On November 30, Representatives Jan Schakowsky (D-IL) and Lori Trahan (D-MA) introduced the FTC Whistleblower Act of 2021. The bill aims to incentivize and protect whistleblowers who disclose violations of laws overseen by the Federal Trade Commission (FTC). Whistleblower advocates applaud the bill as a step towards protecting FTC whistleblowers but also raise concerns about the bill’s lack of a mandatory minimum for awards.
The FTC Whistleblower Act would establish a whistleblower reward program for FTC whistleblowers modeled off the highly successful SEC Whistleblower Program.

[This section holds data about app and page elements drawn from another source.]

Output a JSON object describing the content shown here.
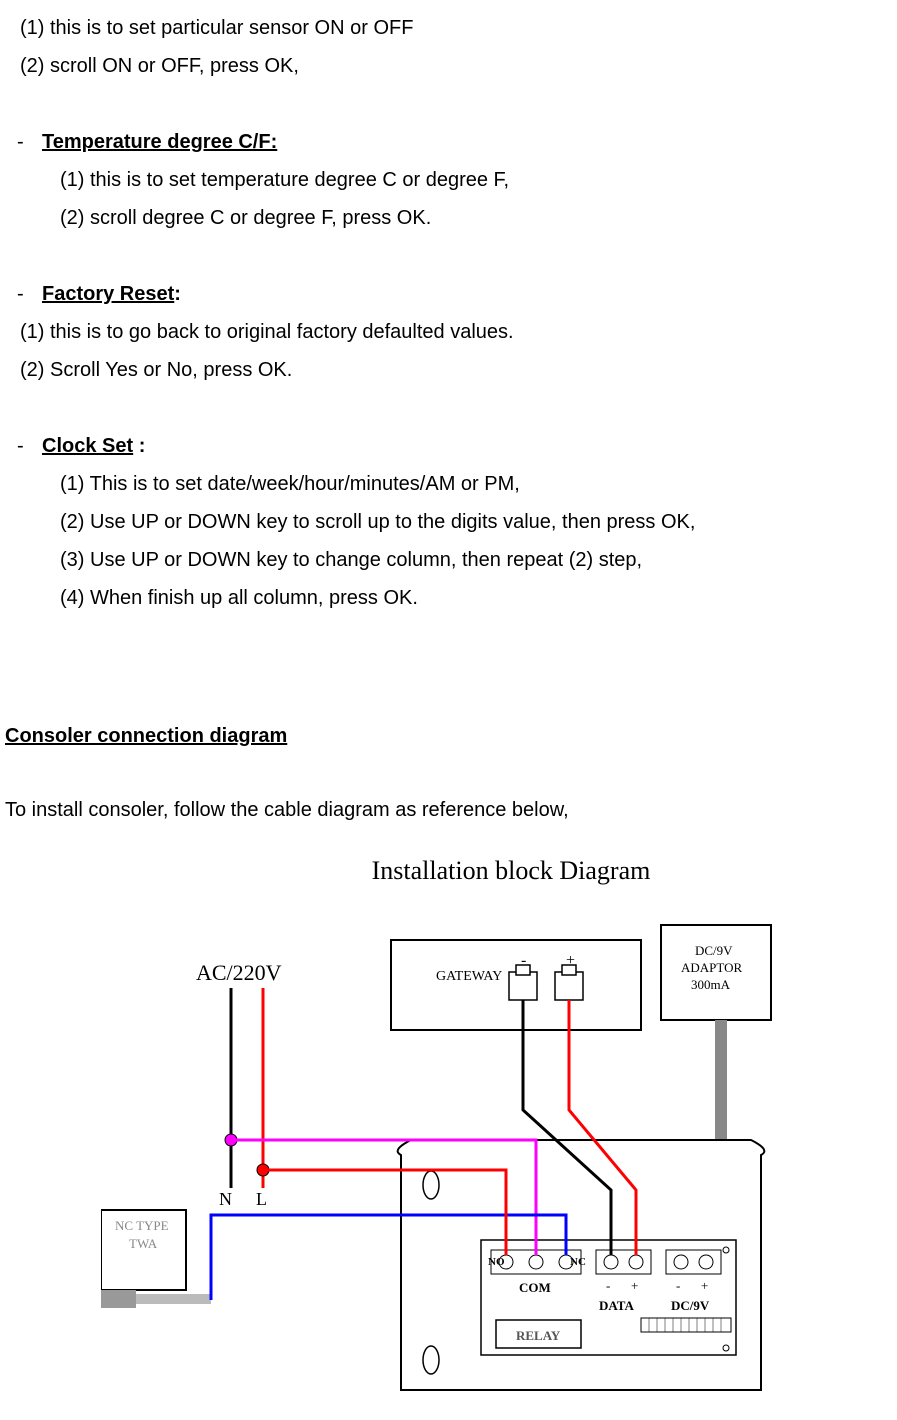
{
  "intro": {
    "line1": "(1) this is to set particular sensor ON or OFF",
    "line2": "(2) scroll ON or OFF, press OK,"
  },
  "sections": {
    "temp": {
      "title": "Temperature degree C/F:",
      "items": [
        "(1) this is to set temperature degree C or degree F,",
        "(2) scroll degree C or degree F, press OK."
      ]
    },
    "factory": {
      "title": "Factory Reset",
      "title_suffix": ":",
      "items": [
        "(1) this is to go back to original factory defaulted values.",
        "(2) Scroll Yes or No, press OK."
      ]
    },
    "clock": {
      "title": "Clock Set",
      "title_suffix": " :",
      "items": [
        "(1) This is to set date/week/hour/minutes/AM or PM,",
        "(2) Use UP or DOWN key to scroll up to the digits value, then press OK,",
        "(3) Use UP or DOWN key to change column, then repeat (2) step,",
        "(4) When finish up all column, press OK."
      ]
    }
  },
  "connection": {
    "heading": "Consoler connection diagram",
    "description": "To install consoler, follow the cable diagram as reference below,"
  },
  "diagram": {
    "title": "Installation block Diagram",
    "labels": {
      "ac": "AC/220V",
      "nc_type": "NC TYPE",
      "twa": "TWA",
      "n": "N",
      "l": "L",
      "gateway": "GATEWAY",
      "adaptor_line1": "DC/9V",
      "adaptor_line2": "ADAPTOR",
      "adaptor_line3": "300mA",
      "no": "NO",
      "nc": "NC",
      "com": "COM",
      "data": "DATA",
      "dc9v": "DC/9V",
      "relay": "RELAY",
      "minus": "-",
      "plus": "+"
    }
  }
}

The program would offer protections to whistleblowers who face retaliation for blowing the whistle to the FTC. Furthermore, FTC whistleblowers could qualify for awards of 10-30% of the funds collected by the government in connection with their disclosure.
However, the FTC Whistleblower Act differs from the Dodd-Frank Act, the law which established the SEC whistleblower program, in that it does not mandate the payment of whistleblower awards. It states that the FTC “may” pay an award instead of “shall” pay an award to a qualified whistleblower. This lack of a mandatory award troubles some whistleblower advocates who think it will undermine the program. Similar concerns have been raised about the recently established anti-money laundering whistleblower program.
“The introduction of the FTC whistleblower bill is very encouraging,” said Siri Nelson, Executive Director of the National Whistleblower Center (NWC). “But, without a mandatory minimum award this program is destined to fail. The FTC program is a good first step and with the right reward provisions it will make a huge difference for currently unprotected unrecognized whistleblowers in industries that impact all of our lives.”
The FTC is responsible for enforcement of 70 different laws; thus, the FTC Whistleblower Act aims to incentivize whistleblowers to make disclosures on a wide range of misconduct, including unlawful violations of consumer protection and antitrust laws and regulations.
“Time and time again, whistleblowers have proven key in uncovering information critical to protecting consumers,” said Representative Trahan. “As the Federal Trade Commission works to investigate harmful behavior by massive corporations, it’s important that the agency offers safeguards to protect and incentivize potential whistleblowers, as is standard with several other investigatory agencies. I’m proud to join with Chairwoman Schakowsky to introduce the FTC Whistleblower Act of 2021, which will enable the Commission to establish these essential standards and bolster its important work.”
“Whistleblowers risk their livelihoods to bring truth to light and help safeguard the public from corporate wrongdoing,” added Representative Schakowsky. “Recent events have again proven how indispensable whistleblowers are to our society, to democracy, and to American families. That is why today my colleague Representative Trahan and I take action to support whistleblowers. The FTC Whistleblower Act of 2021 will help the Commission to take bold action against wrongdoers by protecting whistleblowers from retaliation for their bravery and incentivizing the disclosure of unlawful activity that harms American consumers.”